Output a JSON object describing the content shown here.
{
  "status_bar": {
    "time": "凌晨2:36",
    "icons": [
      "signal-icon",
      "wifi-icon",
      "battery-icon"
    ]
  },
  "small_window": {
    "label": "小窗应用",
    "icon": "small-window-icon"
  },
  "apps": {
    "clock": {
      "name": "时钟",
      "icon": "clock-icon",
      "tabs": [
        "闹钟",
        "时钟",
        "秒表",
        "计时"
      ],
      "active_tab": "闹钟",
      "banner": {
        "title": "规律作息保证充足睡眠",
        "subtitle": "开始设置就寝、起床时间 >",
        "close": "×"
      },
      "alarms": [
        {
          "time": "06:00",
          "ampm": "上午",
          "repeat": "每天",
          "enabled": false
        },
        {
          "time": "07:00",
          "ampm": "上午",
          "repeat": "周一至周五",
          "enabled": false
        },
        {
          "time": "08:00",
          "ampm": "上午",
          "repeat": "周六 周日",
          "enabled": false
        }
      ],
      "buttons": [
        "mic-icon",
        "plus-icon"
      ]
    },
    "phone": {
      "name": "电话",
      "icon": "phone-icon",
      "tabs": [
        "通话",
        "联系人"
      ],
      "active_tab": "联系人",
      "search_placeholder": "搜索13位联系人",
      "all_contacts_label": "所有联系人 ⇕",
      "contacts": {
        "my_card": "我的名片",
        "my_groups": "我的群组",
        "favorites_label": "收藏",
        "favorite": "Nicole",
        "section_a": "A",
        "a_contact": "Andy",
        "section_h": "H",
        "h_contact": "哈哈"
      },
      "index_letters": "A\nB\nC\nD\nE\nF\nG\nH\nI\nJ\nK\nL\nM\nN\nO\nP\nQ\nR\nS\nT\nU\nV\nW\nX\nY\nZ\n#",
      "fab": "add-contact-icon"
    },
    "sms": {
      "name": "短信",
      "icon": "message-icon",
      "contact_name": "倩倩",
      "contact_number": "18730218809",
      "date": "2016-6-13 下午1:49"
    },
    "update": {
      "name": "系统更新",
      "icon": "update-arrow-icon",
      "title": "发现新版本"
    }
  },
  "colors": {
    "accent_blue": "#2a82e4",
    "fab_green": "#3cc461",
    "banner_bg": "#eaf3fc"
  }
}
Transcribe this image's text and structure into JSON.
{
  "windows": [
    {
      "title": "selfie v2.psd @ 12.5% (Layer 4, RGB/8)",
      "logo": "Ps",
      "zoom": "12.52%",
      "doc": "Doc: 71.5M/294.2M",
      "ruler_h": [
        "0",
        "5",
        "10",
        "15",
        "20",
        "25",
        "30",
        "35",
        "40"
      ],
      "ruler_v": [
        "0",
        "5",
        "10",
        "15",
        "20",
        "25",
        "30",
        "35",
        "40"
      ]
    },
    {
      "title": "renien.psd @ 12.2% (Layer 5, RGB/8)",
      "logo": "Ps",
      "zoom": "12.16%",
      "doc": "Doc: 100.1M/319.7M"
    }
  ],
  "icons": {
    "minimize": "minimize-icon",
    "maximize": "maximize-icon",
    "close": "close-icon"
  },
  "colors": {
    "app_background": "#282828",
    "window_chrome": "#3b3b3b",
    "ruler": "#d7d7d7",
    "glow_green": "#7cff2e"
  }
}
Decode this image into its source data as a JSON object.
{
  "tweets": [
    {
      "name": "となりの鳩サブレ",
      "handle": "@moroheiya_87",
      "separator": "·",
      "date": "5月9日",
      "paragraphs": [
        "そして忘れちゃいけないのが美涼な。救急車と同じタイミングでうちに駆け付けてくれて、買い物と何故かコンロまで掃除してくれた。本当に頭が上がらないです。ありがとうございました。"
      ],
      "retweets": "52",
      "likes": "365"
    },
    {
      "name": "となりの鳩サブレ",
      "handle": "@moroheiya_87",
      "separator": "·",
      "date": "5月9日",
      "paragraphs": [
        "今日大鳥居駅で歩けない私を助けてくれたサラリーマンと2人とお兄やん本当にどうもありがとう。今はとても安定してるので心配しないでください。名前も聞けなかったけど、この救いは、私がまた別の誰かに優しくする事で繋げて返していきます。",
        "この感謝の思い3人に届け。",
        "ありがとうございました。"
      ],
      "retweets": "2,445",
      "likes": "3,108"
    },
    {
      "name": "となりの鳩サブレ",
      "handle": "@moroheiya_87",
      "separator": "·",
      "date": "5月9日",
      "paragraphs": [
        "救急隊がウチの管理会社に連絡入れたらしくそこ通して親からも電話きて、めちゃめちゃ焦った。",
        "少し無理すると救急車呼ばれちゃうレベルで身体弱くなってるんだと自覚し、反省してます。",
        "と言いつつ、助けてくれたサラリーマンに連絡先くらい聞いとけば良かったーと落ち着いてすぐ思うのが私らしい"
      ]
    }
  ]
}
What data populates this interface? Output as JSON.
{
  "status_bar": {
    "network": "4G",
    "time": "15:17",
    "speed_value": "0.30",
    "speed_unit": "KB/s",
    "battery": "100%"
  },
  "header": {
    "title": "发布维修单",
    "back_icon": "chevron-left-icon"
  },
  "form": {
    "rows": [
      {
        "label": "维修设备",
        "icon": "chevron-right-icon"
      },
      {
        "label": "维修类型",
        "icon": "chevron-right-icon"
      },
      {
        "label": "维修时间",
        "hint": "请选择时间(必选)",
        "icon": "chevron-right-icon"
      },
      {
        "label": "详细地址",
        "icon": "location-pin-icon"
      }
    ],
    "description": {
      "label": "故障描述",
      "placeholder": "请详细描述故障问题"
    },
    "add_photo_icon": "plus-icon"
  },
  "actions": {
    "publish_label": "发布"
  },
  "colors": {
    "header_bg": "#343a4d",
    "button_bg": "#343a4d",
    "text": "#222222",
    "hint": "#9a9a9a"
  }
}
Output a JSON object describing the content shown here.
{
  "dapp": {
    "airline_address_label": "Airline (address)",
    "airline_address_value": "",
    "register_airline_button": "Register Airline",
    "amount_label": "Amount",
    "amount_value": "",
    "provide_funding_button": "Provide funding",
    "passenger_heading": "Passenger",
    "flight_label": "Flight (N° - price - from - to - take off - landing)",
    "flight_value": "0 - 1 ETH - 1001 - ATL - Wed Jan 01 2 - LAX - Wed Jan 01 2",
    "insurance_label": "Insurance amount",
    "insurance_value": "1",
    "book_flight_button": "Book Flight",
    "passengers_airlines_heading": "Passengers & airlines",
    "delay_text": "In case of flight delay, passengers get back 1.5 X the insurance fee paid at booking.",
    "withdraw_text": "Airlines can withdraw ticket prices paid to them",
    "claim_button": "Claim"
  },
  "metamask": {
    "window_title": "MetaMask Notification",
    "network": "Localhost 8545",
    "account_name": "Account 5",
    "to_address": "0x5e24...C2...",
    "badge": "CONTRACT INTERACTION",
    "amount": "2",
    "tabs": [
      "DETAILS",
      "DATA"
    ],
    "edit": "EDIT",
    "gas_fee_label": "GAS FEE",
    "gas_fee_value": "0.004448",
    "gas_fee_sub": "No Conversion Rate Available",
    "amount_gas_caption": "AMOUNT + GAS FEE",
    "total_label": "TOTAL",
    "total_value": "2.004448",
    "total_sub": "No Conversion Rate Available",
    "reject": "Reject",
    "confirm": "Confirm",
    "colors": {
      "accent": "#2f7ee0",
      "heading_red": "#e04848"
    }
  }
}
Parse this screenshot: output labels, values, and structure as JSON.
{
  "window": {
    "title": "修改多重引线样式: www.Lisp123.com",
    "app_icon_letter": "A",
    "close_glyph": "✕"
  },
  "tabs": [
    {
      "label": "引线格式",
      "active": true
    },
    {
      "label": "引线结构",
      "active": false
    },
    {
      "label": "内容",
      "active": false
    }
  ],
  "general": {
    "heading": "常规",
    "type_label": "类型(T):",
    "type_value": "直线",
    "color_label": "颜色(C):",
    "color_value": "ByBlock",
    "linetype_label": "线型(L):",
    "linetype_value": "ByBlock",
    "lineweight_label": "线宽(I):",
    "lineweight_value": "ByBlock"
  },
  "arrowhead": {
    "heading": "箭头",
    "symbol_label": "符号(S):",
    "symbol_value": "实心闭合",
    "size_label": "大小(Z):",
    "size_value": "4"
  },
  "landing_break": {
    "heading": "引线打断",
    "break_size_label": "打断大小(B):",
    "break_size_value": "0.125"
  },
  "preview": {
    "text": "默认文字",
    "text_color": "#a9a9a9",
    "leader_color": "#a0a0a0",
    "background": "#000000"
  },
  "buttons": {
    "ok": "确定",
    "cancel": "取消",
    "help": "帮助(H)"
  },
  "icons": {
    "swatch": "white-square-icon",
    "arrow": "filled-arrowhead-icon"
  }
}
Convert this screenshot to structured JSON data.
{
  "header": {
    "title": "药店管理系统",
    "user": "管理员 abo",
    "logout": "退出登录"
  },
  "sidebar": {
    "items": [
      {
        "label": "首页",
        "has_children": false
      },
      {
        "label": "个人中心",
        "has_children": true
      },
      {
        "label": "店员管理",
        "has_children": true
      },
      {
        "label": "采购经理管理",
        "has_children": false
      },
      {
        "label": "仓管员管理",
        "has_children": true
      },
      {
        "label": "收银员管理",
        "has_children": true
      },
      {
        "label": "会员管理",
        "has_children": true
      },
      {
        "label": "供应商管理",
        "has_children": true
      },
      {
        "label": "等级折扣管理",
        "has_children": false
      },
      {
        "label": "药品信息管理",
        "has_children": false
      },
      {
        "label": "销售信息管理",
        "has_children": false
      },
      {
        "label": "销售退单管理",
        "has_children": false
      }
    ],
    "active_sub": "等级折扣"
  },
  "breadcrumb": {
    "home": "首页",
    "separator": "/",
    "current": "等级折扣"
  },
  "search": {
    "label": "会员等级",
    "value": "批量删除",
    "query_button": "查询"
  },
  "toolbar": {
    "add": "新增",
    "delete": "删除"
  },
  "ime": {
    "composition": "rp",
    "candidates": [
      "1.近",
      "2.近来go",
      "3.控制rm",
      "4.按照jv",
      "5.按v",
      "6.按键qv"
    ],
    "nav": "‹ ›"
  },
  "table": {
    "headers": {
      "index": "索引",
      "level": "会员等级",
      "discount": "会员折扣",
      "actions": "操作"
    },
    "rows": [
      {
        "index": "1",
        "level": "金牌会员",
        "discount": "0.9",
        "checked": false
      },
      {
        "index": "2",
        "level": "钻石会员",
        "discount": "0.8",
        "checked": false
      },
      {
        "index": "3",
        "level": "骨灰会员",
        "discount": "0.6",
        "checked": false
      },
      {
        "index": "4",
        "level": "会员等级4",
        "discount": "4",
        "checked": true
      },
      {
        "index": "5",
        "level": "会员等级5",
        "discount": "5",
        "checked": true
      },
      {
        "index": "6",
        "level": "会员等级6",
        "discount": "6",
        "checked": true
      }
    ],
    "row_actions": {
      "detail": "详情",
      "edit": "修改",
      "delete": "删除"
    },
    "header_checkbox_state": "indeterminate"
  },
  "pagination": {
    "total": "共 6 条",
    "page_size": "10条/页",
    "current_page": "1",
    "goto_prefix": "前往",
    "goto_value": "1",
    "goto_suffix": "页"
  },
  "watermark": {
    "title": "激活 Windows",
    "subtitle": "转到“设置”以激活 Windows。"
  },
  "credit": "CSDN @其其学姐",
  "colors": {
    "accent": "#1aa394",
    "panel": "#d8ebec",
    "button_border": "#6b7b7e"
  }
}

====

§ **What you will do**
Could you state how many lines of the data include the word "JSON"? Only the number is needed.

§ **Response**
7